Although on a lesser scale, London theatres have also suffered during the pandemic. The National Theatre had to close their production of Death of England: Delroy after its opening night. But like Chichester Festival Theatre, they have particularly invested in live streaming, as well as developing their National Theatre at Home service. Perhaps live-streaming will become more prevalent and the future of theatre, even after the pandemic is over.

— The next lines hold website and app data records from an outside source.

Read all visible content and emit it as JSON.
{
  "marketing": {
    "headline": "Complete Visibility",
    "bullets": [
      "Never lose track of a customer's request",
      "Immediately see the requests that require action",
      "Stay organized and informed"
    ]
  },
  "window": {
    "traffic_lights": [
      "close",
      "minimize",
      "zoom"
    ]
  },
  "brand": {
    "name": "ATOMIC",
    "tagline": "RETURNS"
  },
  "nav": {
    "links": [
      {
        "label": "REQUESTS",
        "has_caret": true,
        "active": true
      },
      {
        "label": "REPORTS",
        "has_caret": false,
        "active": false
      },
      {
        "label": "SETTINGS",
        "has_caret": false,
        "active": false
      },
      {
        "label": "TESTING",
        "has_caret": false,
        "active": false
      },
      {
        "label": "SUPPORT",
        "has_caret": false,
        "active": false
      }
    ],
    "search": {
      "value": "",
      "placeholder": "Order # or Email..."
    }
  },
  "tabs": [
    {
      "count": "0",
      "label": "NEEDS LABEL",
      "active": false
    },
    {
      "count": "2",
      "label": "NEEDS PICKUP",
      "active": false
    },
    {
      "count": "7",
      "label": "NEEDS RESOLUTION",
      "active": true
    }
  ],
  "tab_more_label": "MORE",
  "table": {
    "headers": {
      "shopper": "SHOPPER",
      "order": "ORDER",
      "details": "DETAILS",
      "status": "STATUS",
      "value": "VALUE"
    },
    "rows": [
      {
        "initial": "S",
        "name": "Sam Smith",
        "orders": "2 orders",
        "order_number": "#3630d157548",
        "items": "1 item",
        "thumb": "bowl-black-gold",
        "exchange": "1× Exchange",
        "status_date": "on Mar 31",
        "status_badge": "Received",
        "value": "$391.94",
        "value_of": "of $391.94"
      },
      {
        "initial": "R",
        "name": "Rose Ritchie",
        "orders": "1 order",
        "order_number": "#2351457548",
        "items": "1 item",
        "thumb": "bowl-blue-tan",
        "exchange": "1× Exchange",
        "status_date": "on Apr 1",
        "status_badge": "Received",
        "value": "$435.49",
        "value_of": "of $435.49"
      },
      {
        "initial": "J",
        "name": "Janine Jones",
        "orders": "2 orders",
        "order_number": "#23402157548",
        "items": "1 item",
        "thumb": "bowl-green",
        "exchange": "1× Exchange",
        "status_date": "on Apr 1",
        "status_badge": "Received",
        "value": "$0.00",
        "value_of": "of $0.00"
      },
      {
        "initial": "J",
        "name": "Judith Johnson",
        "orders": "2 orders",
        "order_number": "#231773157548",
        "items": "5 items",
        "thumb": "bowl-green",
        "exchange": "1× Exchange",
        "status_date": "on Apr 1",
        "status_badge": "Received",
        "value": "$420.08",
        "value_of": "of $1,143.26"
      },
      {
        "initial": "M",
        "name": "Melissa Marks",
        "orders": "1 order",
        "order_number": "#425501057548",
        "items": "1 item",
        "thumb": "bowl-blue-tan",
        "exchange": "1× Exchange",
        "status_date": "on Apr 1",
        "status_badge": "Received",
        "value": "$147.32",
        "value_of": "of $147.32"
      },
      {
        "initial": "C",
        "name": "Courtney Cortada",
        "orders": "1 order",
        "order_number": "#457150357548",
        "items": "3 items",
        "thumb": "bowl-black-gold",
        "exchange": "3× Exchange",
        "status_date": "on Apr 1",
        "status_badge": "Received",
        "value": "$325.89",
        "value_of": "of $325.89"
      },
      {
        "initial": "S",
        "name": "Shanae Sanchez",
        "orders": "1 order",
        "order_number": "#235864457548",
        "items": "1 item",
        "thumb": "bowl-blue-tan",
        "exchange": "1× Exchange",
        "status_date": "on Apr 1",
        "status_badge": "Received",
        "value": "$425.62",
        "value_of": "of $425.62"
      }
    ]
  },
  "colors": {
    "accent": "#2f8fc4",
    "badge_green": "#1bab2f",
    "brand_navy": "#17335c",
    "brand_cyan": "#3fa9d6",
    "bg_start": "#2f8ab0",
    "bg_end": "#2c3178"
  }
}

Indeed, new Tier four restrictions means that London is no longer disproportionately unaffected. West End shows like Everyone’s Talking about Jamie and Six had just re-opened days before Johnson announced London’s movement into Tier three. I for one had tickets cancelled to see Nine Lessons and Carols at the Almeida and the Panto at the National. Whether theatres are allowed to continue in-person performances is now almost entirely down to luck. Chichester Festival Theatre have managed to escape Tier 4 restrictions by all of about 20 miles, as Chichester remains in Tier 2 despite the fact that neighbouring locations of Portsmouth and Havant are now entering Tier 4. What is clear is that these restrictions will carry into the beginning of 2021— and so methods of keeping regional organisations alive in the coming year really will differ region by region. It is, however, imperative to many actors and theatre lovers, regardless of the region, that the show must go on.

Image credit: Wikimedia Commons Author: Eric van der Palen